Rob asks, "Can I have the last piece?"
Audacious. Rude. Not allowed.
It does not matter if it's the last cookie in the bottom of the container, broken edges, slightly burnt. It does not matter if the slice of cake has been sitting there, crumbling, neglected a for a few days.
If I made it, it's mine.
That's the rule in this house. The same rule that was passed down by Val. There is no deviating. It is hard and fast. The only person who can lift it is the person who baked/made/created/toiled at 10pm while half asleep on a Sunday night before an early Monday morning of a long week filled with school lunches to be packed. The only person who can give the o.k. for another to eat the last morsel is the person who produced the confection in question.
"The last piece is always reserved for the cook."

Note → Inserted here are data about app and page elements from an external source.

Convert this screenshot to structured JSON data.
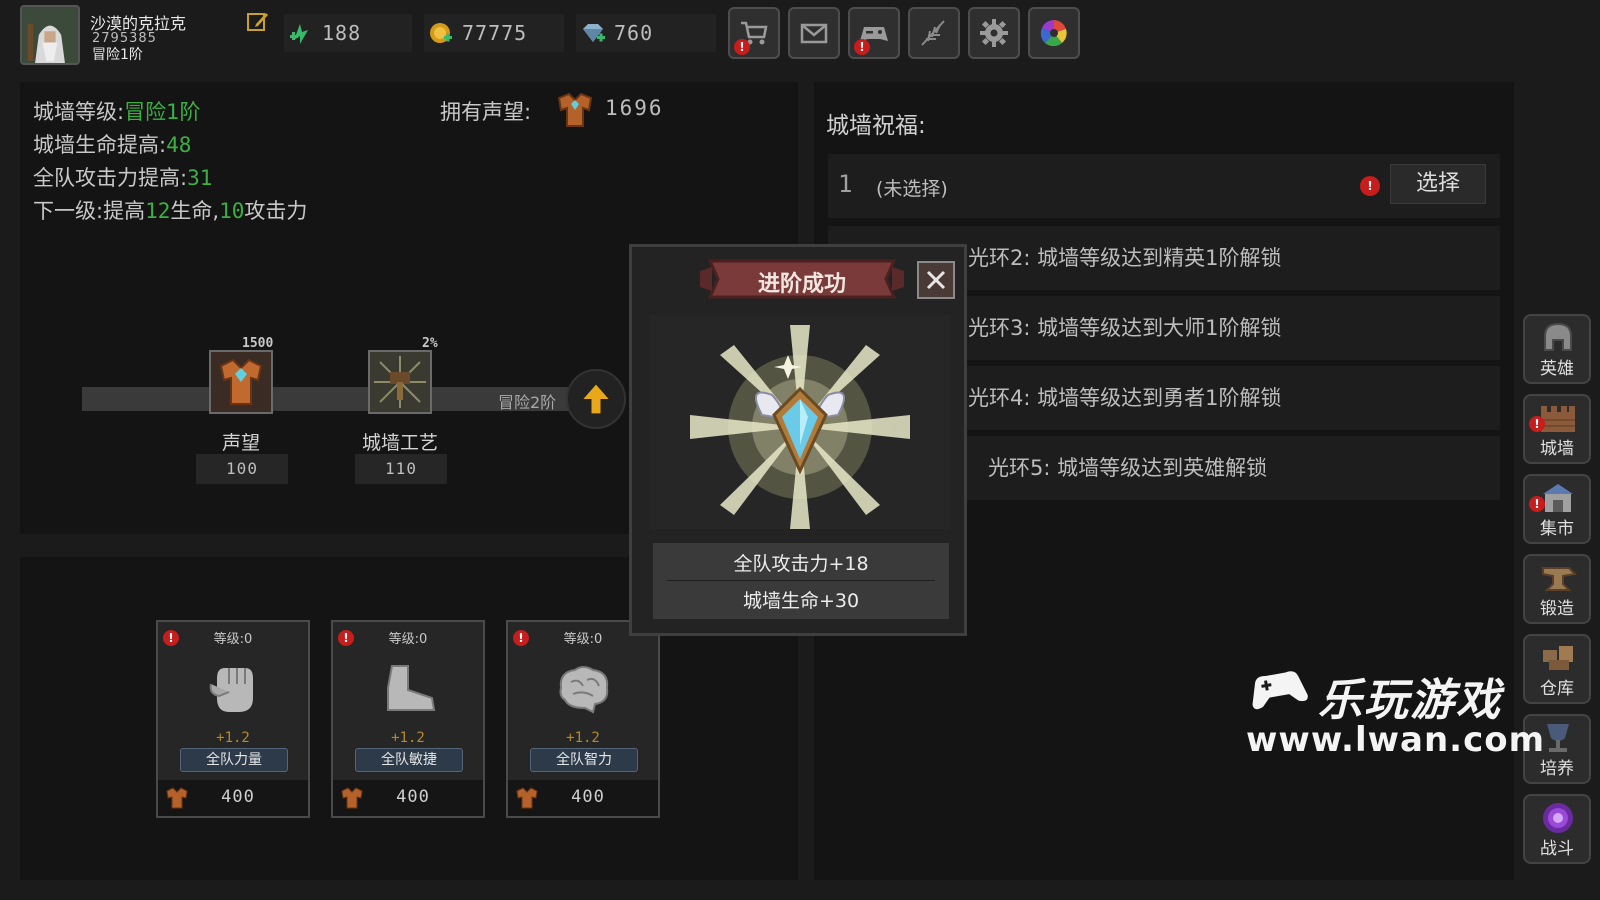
{
  "player": {
    "name": "沙漠的克拉克",
    "id": "2795385",
    "rank": "冒险1阶"
  },
  "resources": [
    {
      "icon": "energy-icon",
      "value": "188"
    },
    {
      "icon": "coin-icon",
      "value": "77775"
    },
    {
      "icon": "diamond-icon",
      "value": "760"
    }
  ],
  "top_buttons": [
    "shop-icon",
    "mail-icon",
    "gamepad-icon",
    "feather-icon",
    "settings-icon",
    "color-wheel-icon"
  ],
  "wall": {
    "level_label": "城墙等级:",
    "level_value": "冒险1阶",
    "hp_label": "城墙生命提高:",
    "hp_value": "48",
    "atk_label": "全队攻击力提高:",
    "atk_value": "31",
    "next_prefix": "下一级:提高",
    "next_hp": "12",
    "next_hp_unit": "生命,",
    "next_atk": "10",
    "next_atk_unit": "攻击力",
    "prestige_label": "拥有声望:",
    "prestige_value": "1696",
    "track_label": "冒险2阶"
  },
  "nodes": [
    {
      "top": "1500",
      "label": "声望",
      "value": "100"
    },
    {
      "top": "2%",
      "label": "城墙工艺",
      "value": "110"
    }
  ],
  "cards": [
    {
      "level": "等级:0",
      "plus": "+1.2",
      "ribbon": "全队力量",
      "cost": "400",
      "icon": "fist-icon"
    },
    {
      "level": "等级:0",
      "plus": "+1.2",
      "ribbon": "全队敏捷",
      "cost": "400",
      "icon": "boot-icon"
    },
    {
      "level": "等级:0",
      "plus": "+1.2",
      "ribbon": "全队智力",
      "cost": "400",
      "icon": "brain-icon"
    }
  ],
  "blessing": {
    "title": "城墙祝福:",
    "slot_number": "1",
    "slot_text": "(未选择)",
    "select_label": "选择",
    "halos": [
      "光环2:  城墙等级达到精英1阶解锁",
      "光环3:  城墙等级达到大师1阶解锁",
      "光环4:  城墙等级达到勇者1阶解锁",
      "光环5:  城墙等级达到英雄解锁"
    ]
  },
  "sidebar": [
    {
      "label": "英雄",
      "icon": "helmet-icon",
      "alert": false
    },
    {
      "label": "城墙",
      "icon": "wall-icon",
      "alert": true
    },
    {
      "label": "集市",
      "icon": "market-icon",
      "alert": true
    },
    {
      "label": "锻造",
      "icon": "anvil-icon",
      "alert": false
    },
    {
      "label": "仓库",
      "icon": "warehouse-icon",
      "alert": false
    },
    {
      "label": "培养",
      "icon": "chalice-icon",
      "alert": false
    },
    {
      "label": "战斗",
      "icon": "portal-icon",
      "alert": false
    }
  ],
  "modal": {
    "title": "进阶成功",
    "stat1": "全队攻击力+18",
    "stat2": "城墙生命+30"
  },
  "watermark": {
    "title": "乐玩游戏",
    "url": "www.lwan.com"
  },
  "colors": {
    "accent_green": "#3cb044",
    "alert_red": "#c81d1d",
    "bonus_gold": "#b48a2a"
  }
}
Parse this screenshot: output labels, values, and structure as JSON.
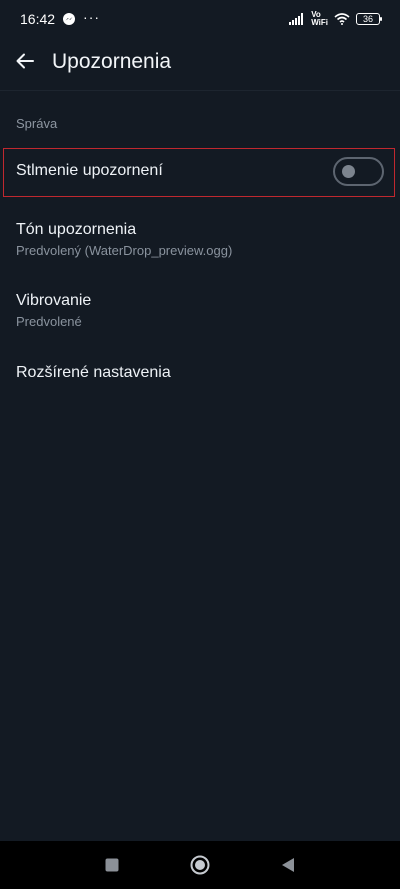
{
  "status_bar": {
    "time": "16:42",
    "notification_icons": [
      "messenger-icon",
      "more-notifications-icon"
    ],
    "volte_line1": "Vo",
    "volte_line2": "WiFi",
    "battery": "36"
  },
  "app_bar": {
    "title": "Upozornenia",
    "back_icon": "arrow-back-icon"
  },
  "section": {
    "header": "Správa"
  },
  "settings": {
    "mute": {
      "title": "Stlmenie upozornení",
      "toggle_on": false
    },
    "tone": {
      "title": "Tón upozornenia",
      "subtitle": "Predvolený (WaterDrop_preview.ogg)"
    },
    "vibration": {
      "title": "Vibrovanie",
      "subtitle": "Predvolené"
    },
    "advanced": {
      "title": "Rozšírené nastavenia"
    }
  },
  "nav_bar": {
    "buttons": [
      "recents-square-icon",
      "home-circle-icon",
      "back-triangle-icon"
    ]
  },
  "colors": {
    "background": "#131a23",
    "highlight_border": "#c0282f",
    "secondary_text": "#8a939e"
  }
}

Back when we were kids, my sister Karyn would try and work around this law of the land. Val would remove the last square brownie from its pan and place it in a small bowl: up in the cabinet where the clean bowls and plates were housed, as if to hide it in plain sight. This only tempted and taunted Karyn. And we all knew where the "hiding" spot was anyway.
Karyn arrived home from school in the early afternoon, teenage stomach growling. Val was likely out grocery shopping for more food to feed three always ravenous children. Home alone and feeling bold, Karyn wielded a sharp paring knife and every so deftly shaved the edges of the brownie revealing a slightly smaller version of the same sweet. The phrase, "She will never notice." floated in a thought bubble above her head as she did her dirty work then devoured the slivered morsels.
And let's just say, "Val may never have noticed." (I truly doubt it. That woman always seemed to know what was going on even when she wasn't physically present.) But Karyn could not stop there. It just wasn't enough. She continued to shave a little more and then a little more until the new brownie was so noticeably smaller than how Val had left the original, that there was going to be no way out of this egregious trespass. I can imagine it now, Val was likely thinking about savoring that brownie for a late lunch with a tall glass of cold milk once she finally got home with her multiple bags of groceries only to find that the hidden last brownie had been reduced to a miniature version so small it would not have satisfied and ant.
(Before we move on, I will need to address the elephant in the room: Yes, my mother often ate sweets in the place of actual meals claiming such illnesses as "low blood sugar" and "headaches". These medical diagnosis were never to be questioned and are still referenced today.)
I probably don't need to reveal the outcome of the clandestine brownie surgery. I mean it was obvious to all involved. And while it did not technically break the house rule, it clearly did infringe upon it. I am not sure what would have been more effective: to actually hide the last remaining sweet in a better place or to inflict a steep punishment for those who break the law. In my house, I just instill the fear of God in my loved ones which I think is appropriate for any potential transgression. You may think this to be a bit harsh. I don't. Nothing is out of bounds when it comes to protecting my chocolate, butter and sugar.
Declan will claim that even though whenever I bake a batch of these brownies, that he as the inventor and winner of a blue ribbon and Best in Show ribbon at the Barnstable County Fair in the summer of 2022, should actually be the recipient of the last piece every damn time. I politely and firmly disagree.
Reese's Dream Brownies
1 package brownie mix
9 Reese’s Peanut Butter Cups (full size)
¼ cup creamy peanut butter
Preheat oven according to brownie mix package directions.
Mix brownies according to package directions. Pour half of the batter into a greased (8 x8) pan. Place Reese’s Peanut Butter cups evenly over batter. Top with remaining batter and spread out to cover the peanut butter cups.
Heat peanut butter in a microwave for 10 seconds. Stir to achieve an even consistency. Drop in dollops over the brownie batter. Using a knife, swirl by dragging it one way, then the opposite way across the batter. Bake brownies according to package directions. (May need to add a few minutes to baking time.)
Remove from oven and allow to cool completely.
Cut into 9 even pieces. Keep in an airtight container.